Not liking the previous design, not its backend's performance issues, I set forth to redesign the frontend and rework the backend. This time, I chose to use flat files as databases.

Page entries are now Markdown files, an idea that later became popular with the rise of static websites (GitHub pages) and generators, such as Jekyll. However, at that time it was not common to do this, I just felt this was an easy and fast way for me to manage multiple pages while keeping overhead low.

Disregard the erroneous usage of the plural for the word "software", I was just a wee lad at the time.


It even had a "print view", which tried to render the Markdown file to look more like an Office 2007 document.


It also had the ability to perform full-text search on all the files, and had a separate source and file browser.


I revamped the color-changing foreground, light background design into a constant green/blue foreground and dark background.


v4 April, 2011 — August, 2016

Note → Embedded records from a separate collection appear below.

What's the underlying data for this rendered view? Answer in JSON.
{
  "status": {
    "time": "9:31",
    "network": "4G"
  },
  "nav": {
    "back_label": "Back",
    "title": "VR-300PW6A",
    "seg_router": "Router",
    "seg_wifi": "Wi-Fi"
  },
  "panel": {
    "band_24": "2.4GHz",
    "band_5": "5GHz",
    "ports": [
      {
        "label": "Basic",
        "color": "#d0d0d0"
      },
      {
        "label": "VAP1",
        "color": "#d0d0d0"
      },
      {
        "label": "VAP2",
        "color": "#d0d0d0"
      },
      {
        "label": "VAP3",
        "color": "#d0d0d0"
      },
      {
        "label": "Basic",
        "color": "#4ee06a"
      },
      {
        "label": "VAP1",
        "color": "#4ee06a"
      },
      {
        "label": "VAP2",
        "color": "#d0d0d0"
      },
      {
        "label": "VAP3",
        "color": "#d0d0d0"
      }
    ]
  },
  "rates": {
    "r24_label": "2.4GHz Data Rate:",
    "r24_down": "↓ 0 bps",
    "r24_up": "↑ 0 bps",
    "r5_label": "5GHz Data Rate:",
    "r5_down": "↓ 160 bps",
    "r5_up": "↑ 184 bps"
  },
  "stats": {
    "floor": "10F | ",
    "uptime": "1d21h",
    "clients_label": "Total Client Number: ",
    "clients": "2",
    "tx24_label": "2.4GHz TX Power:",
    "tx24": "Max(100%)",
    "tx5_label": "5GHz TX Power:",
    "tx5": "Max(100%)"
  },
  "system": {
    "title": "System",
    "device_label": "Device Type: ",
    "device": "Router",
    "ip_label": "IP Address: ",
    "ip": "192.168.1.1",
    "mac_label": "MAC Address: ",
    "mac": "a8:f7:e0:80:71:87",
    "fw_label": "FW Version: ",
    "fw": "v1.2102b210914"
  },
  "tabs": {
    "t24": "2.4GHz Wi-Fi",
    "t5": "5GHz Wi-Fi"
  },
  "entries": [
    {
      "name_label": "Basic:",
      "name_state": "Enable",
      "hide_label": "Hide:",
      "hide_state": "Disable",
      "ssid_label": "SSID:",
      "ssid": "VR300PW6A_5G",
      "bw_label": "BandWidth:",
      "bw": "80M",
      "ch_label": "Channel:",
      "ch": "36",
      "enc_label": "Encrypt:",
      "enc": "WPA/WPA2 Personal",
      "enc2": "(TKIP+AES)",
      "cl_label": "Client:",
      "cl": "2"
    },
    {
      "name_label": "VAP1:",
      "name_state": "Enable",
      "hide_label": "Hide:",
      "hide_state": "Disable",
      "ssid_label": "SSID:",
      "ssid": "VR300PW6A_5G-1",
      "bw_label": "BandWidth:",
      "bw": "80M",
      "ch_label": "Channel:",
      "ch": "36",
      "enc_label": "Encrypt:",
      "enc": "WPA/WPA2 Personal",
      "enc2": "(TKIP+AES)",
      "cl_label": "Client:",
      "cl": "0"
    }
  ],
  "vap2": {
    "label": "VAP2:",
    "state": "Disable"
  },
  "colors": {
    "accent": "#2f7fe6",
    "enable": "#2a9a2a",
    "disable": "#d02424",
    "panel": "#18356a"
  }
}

On a boring afternoon, I decided the website was bound a full rewrite. To go alongside, I created my own Model-View-Controller engine. I decided using Markdown was a hassle, and I'll just write HTML code directly into the database.

The fronted received quite a lot of optimization as well, since my custom MVC engine had the ability to generate CSS sprites on-the-fly, and push them the CDN. This significantly helped my habit to overuse 16x16 icons. Another optimization I was proud of was the dynamic loading of assets, such as JS libraries for syntax highlighting and LATEX rendering.

The design was mine yet again. I really liked it back then, however, now, not that much of a fan.



For a brief period of time, I ported the whole website from PHP to Python/Django. Unfortunately, hosting it proved difficult, since the hosting provider I was with in the beginning would kill long-running processes to prevent resource exhaustion. As a result, I moved back to the PHP version of the site.

v5 August, 2016 onwards

The fifth iteration of the website is the one you're currently visiting. I tried to keep the design simple and minimalistic this time. It is using the Bootstrap framework for the frontend, and PHP with a custom MVC engine on the backend. This time I've decided to run a technical blog as well, alongside the wiki on the site.

As with this version, I've returned to my roots, so to speak, as pages and posts are Markdown entries yet again.

The sprite generator is not implemented this time, since (1) I'm using font-based icons and (2) HTTP/2 can easily handle transferring a lot of images, should it come to that. The dynamic loading of JS libraries is also missing, mainly because the usage of said libraries is also missing: I render the Markdown content on the server-side with syntax highlighting and MathML (for LaTeX\LaTeX) included.

If you would like to get a feel for the custom MVC engine running behind the site, you can check out the sample restaurant MVC project, which is the very first version of the framework this site is running.